Published as part of Verso's Haymarket Series in 1996, Alex Lichtenstein's Twice the Work of Free Labor: The Political Economy of Convict Labor in the New South was the first book-length history of the convict-lease and chain gang systems of penal servitude in the Southern United States. Focusing on Georgia in the years between Reconstruction and the Great Depression, Lichtenstein traces the interwoven development of the region's notoriously brutal carceral forms and it's industrial and commercial expansion. "The postbellum history of Georgia's penal system," Lichenstein writes, "offers a clear illustration of how convict labor helped forge the peculiar New South 'Bourbon' political alliance, by accommodating the labor needs of an emerging class of industrialists without eroding the racial domination essential to planters."
In the text below, the book's epilogue, Lichtenstein expands on his findings in a broader historical consideration of the relation between coerced labor and economic development.
A Georgia road gang in Rockdale County in 1909, shortly after the state abolished convict leasing. (Vanishing Georgia Collection, Georgia Department of Archives and History).
“There is no document of civilization that is not at the same time a document of barbarism.” –Walter Benjamin, "Theses on the Philosophy of History”1
Diverse forms of forced labor have been found in many societies, under many conditions. Slavery and penal labor both existed in the ancient world. Serfdom shaped much of the character of premodern European social relations, and persisted well into the nineteenth century in Eastern Europe and Russia. As European societies shook off the last vestiges of feudalism, forced labor was carried to the New World, in a vast arc encompassing both the highlands and plantations of the Americas. In colonial Africa as well, European domination brought with it forms of coercive labor new to a continent that had long known indigenous slavery; and labor relations in industrialized South Africa under apartheid were clearly shaped by colonial strategies of labor extraction up until yesterday. Finally, Stalin's Gulag, and the Nazi labor and extermination camps, stand as horrific examples of forced labor in the modern world.
On the 26th January every year, people from all over Australia celebrate the founding of the British colony there. But what about the indigenous people who came before the British?

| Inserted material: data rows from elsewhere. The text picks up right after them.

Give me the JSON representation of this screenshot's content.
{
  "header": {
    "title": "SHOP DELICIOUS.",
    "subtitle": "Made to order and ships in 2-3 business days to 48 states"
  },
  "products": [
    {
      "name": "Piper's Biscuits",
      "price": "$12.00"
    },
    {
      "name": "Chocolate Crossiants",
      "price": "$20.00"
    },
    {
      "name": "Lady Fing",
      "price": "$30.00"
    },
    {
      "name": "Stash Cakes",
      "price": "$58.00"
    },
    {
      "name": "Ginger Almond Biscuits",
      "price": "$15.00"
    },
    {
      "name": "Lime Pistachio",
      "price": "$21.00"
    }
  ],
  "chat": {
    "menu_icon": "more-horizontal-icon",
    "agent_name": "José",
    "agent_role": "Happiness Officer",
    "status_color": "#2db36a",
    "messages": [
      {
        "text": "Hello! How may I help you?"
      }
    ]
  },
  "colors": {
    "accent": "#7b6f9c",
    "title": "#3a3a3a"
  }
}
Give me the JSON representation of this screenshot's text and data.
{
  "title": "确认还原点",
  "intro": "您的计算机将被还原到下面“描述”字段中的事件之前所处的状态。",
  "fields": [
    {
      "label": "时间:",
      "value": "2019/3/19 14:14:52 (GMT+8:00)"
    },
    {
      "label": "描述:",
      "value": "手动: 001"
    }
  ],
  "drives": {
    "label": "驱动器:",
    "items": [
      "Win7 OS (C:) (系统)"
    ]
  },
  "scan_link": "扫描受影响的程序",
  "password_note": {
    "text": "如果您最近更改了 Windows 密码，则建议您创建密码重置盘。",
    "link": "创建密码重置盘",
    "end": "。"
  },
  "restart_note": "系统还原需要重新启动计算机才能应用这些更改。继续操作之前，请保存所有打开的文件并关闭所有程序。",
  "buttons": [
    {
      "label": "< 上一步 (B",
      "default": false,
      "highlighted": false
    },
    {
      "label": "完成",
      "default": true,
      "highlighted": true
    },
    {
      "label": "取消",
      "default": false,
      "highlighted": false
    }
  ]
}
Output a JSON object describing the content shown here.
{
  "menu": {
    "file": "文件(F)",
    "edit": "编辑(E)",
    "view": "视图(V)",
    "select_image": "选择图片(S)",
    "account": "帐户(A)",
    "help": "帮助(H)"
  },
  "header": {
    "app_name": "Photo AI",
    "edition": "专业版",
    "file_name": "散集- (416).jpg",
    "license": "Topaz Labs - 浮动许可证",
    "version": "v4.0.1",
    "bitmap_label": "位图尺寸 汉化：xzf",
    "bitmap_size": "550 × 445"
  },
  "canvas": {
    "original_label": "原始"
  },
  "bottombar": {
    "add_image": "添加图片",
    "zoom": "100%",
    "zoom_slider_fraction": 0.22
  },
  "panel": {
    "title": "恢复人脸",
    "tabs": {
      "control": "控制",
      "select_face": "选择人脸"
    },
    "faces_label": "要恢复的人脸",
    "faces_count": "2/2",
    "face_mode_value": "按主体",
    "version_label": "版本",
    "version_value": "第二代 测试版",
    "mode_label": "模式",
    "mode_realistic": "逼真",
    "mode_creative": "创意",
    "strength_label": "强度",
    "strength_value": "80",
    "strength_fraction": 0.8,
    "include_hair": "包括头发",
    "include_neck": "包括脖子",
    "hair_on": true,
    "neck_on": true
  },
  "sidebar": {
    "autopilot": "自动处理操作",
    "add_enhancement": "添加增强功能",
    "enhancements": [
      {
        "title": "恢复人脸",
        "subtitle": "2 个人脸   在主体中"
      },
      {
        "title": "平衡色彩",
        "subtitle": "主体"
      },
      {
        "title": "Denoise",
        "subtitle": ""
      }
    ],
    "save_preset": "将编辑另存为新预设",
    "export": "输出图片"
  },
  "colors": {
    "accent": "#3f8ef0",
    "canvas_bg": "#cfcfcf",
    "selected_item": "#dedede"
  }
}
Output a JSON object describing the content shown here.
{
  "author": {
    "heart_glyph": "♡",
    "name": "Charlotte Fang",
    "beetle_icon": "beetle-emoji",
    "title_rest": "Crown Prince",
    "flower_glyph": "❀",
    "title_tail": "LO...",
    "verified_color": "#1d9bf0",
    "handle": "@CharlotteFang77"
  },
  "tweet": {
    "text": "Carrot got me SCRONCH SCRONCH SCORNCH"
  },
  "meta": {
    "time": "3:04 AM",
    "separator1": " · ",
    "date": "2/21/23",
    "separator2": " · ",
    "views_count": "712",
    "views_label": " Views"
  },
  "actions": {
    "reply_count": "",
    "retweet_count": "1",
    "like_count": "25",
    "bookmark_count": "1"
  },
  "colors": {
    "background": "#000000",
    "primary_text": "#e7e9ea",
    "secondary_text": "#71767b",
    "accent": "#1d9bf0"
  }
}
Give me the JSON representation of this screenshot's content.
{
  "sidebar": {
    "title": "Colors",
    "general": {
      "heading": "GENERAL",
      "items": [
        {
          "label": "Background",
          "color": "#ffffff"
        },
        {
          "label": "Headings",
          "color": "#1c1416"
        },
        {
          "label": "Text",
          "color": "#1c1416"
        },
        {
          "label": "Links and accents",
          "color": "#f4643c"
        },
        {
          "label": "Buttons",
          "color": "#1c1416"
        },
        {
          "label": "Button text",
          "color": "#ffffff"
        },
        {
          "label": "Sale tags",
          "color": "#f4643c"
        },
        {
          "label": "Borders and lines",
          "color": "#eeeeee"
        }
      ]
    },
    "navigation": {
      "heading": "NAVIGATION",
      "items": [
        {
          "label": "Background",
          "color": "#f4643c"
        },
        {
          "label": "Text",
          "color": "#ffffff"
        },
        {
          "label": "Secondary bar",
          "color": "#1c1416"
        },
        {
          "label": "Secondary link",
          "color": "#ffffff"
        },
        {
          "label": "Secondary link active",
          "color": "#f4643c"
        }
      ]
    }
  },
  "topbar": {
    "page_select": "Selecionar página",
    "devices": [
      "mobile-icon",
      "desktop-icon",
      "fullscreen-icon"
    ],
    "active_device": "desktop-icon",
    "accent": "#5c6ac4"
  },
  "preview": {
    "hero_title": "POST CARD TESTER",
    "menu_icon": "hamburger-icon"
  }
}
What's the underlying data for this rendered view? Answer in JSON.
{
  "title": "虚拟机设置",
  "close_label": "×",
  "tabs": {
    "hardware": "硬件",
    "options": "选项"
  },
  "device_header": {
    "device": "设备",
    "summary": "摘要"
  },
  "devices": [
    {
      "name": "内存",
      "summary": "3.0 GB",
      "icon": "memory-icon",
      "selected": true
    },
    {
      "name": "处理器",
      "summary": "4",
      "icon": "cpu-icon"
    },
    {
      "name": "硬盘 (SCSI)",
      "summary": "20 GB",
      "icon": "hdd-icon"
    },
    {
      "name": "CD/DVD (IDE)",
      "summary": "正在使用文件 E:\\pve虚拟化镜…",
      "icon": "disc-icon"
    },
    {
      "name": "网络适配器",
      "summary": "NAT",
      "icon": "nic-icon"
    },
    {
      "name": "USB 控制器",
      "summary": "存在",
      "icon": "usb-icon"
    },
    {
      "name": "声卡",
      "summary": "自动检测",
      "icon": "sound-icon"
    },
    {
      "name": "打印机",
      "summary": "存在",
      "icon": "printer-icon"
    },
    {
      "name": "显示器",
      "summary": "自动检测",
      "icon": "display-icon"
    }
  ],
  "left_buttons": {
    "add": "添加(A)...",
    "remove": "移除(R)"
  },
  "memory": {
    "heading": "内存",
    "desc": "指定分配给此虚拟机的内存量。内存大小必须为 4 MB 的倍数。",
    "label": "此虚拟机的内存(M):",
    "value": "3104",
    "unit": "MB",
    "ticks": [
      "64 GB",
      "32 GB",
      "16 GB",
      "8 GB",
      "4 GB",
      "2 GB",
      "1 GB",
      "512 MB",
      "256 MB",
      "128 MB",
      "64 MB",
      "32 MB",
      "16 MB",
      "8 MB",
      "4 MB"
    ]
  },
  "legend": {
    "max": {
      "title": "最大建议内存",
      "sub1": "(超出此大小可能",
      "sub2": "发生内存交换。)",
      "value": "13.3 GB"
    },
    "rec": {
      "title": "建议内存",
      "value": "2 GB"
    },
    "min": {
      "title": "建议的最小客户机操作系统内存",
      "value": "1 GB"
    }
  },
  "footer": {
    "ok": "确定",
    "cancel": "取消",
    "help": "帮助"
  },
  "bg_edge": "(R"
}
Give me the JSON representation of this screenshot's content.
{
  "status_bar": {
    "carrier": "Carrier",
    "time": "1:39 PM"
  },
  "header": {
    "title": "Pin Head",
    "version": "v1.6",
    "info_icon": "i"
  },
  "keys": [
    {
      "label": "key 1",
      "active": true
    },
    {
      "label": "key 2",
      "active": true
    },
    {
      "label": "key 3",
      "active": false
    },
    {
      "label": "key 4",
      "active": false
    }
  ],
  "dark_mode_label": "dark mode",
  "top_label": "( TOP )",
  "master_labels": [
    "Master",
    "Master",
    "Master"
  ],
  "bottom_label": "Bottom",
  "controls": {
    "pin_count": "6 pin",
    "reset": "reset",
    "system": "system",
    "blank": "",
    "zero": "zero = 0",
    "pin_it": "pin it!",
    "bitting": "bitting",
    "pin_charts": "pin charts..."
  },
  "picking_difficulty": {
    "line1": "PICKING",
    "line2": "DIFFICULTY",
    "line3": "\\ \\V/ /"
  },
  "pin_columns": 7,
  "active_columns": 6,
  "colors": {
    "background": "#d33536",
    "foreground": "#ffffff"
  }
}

In this unsettling extract from Patrick Wolfe's new book Traces of History: Elementary Structures of Racism, Wolfe focuses his attention on the process of racialisation of the indigenous people of Australia. This racialisation was a product of Britain's insatiable lust for land which would be used to cultivate the raw materials needed for the booming Industrial Revolution. In this way, settler colonialism was intrinsic to modernity. Yet, as Wolfe notes, "for Indigenous people, the concept of settler democracy can only be an oxymoron. Their attrition at the hands of that democracy reflects the core feature of settler colonialism, which is first and foremost a project of replacement. Settlers come to stay. In relation to Natives, as I have argued, settler colonialism is governed by a logic of elimination."
Adam Elliott-Cooper discusses how Britain's role as a major imperial power not only brought about mass migration, but has united an otherwise extremely heterogeneous Black population in struggle through their common experience of colonial violence. The 'diversity in unity' of such experience, and the memory od past struggles, are essential resources for the ongoing fight to tear down the structures of racial oppression which persist in Britain today.
Recently, we have seen anti-racist resistance organised against racist border controls in solidarity with refugees and migrants. Amongst other actions, Black Dissidents, Sisters Uncut, London Latinxs and other activists blocked the Eurostar departures in St Pancras Station on Friday 16th October.